Ulcer — A slow-healing sore on the surface of a mucous membrane, especially the membrane lining the stomach or other part of the digestive tract.
Zollinger-Ellizon syndrome — Severe peptic ulceration from excessive stomach acid production stimulated by one or more tumors that produce a powerful acid secretion.
Additional drugs may also interact with the H2 receptor blockers, particularly those which might have a similar mechanism or action or adverse effects.



Beers, Mark H., ed. Merck Manual of Medical Information: Home Edition. Riverside, NJ: Simon & Schuster, 2004.
Physicians' Desk Reference 2005. Montvale, NJ: Thomson Healthcare, 2004.
Robertson, Jason, et al. The Harriet Lane Handbook: A Manual for Pediatric House Officers. Orlando, FL: Mosby Inc., 2005.


Black, R. A., and D. A. Hill. "Over-the-counter medications in pregnancy." American Family Physician 67, no. 12 (June 15, 2003): 2517-24.
Chandramouli, J. "What is the most effective therapy for preventing NSAID-induced gastropathy?" Journal of Pain and Palliative Care Pharmacotherapy 16, no. 2 (2002): 23-36.

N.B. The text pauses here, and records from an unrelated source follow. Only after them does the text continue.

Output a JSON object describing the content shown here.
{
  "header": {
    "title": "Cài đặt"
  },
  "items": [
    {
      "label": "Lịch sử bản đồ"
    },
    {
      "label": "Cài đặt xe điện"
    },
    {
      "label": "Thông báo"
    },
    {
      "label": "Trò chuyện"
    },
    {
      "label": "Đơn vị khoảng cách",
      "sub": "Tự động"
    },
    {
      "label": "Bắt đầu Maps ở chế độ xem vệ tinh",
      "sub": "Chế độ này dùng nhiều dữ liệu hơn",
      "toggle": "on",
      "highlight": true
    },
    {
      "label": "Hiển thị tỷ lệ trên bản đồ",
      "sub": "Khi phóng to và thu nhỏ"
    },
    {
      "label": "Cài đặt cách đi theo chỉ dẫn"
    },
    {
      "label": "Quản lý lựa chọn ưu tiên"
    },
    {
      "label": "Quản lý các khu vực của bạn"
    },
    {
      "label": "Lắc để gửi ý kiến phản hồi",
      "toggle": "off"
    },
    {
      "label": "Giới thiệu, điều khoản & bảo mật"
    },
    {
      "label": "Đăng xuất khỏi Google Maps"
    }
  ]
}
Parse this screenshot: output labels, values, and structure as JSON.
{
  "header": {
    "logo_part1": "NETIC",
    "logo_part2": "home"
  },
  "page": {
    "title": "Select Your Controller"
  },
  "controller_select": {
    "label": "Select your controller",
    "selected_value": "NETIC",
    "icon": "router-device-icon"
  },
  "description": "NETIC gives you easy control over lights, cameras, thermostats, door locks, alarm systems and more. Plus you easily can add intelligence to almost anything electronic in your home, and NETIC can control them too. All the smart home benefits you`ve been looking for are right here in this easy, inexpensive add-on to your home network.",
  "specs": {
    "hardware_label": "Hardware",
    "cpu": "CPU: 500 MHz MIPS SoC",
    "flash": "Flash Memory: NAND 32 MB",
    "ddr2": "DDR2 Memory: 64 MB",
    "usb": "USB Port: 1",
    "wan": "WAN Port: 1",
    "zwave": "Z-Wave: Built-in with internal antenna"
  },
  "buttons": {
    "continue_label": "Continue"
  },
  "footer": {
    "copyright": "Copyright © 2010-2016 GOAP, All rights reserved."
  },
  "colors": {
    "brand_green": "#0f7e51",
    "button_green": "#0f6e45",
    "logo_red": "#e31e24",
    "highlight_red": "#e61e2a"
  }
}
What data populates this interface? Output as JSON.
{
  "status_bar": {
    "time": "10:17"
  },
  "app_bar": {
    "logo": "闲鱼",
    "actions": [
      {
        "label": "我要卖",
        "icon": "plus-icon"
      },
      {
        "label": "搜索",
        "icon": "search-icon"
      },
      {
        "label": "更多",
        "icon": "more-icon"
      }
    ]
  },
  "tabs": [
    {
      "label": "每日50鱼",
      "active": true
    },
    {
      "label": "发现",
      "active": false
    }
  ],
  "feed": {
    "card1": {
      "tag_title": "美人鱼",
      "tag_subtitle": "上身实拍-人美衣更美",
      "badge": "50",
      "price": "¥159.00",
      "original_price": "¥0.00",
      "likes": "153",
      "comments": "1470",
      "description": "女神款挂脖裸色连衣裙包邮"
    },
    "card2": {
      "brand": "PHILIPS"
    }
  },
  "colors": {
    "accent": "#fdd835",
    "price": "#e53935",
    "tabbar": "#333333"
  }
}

American College of Gastroenterology. PO Box 342260, Bethesda, MD 20827-2260. (301)263-9000. www.acg.gi.org.
American Gastroenterological Association. 4930 Del Ray Avenue, Bethesda, MD 20814. (301)654-2055. www.gastro.org.
Gale Encyclopedia of Medicine. Copyright 2008 The Gale Group, Inc. All rights reserved.
References in periodicals archive ?
A study showed reduced incidence of antiulcer drug associated delirium when medications were switched from H-2 blockers to proton pump inhibitors [3].
Other ulcer medications include acid blockers (also known as histamine or H-2 blockers), which reduce the amount of acid produced in the stomach.
H-2 blockers suppress acid by preventing the compound histamine from stimulating the production of gastric acid.
Persons at particular high-risk include young adults, immunosuppressed persons, persons with inflammatory-bowel disease or diabetes, and persons taking H-2 blockers or antacids.
The most commonly "prescribed" O-T-Cs, he notes, are products that have been switched from prescription-only to over-the-counter status, including such items as H-2 blockers and antifungal creams.
Until now, the traditional treatment for peptic ulcer disease involved minimizing and suppressing acid secretion with drugs called H-2 blockers, which interfere with the release of histamine and thus reduce acid production in the stomach.
The concurrent use of H-2 blockers such as Tagamet, Zantac, Pepcid or Axid, may help to prevent the gastritis seen with NSAIDs, but they do not prevent NSAID-induced peptic ulcer disease.
Drugs used for ulcers, called H-2 blockers, are also helpful in controlling the itching, swelling, and pain.
Alka-Seltzer is another established Bayer brand that continues to do well in the face of competition from new products in its category, particularly O-T-C H-2 blockers.
Several other suppliers also have brought preventive antacids, called acid controllers or H-2 blockers, to market.
The future of over-the-counter antacids could largely be dependent upon the Foodand Drug Administration's acceptance of H-2 blockers as O-T-Cs.
Those already making H-2 blockers say that it will simply shift profits from one sector of their organization to another.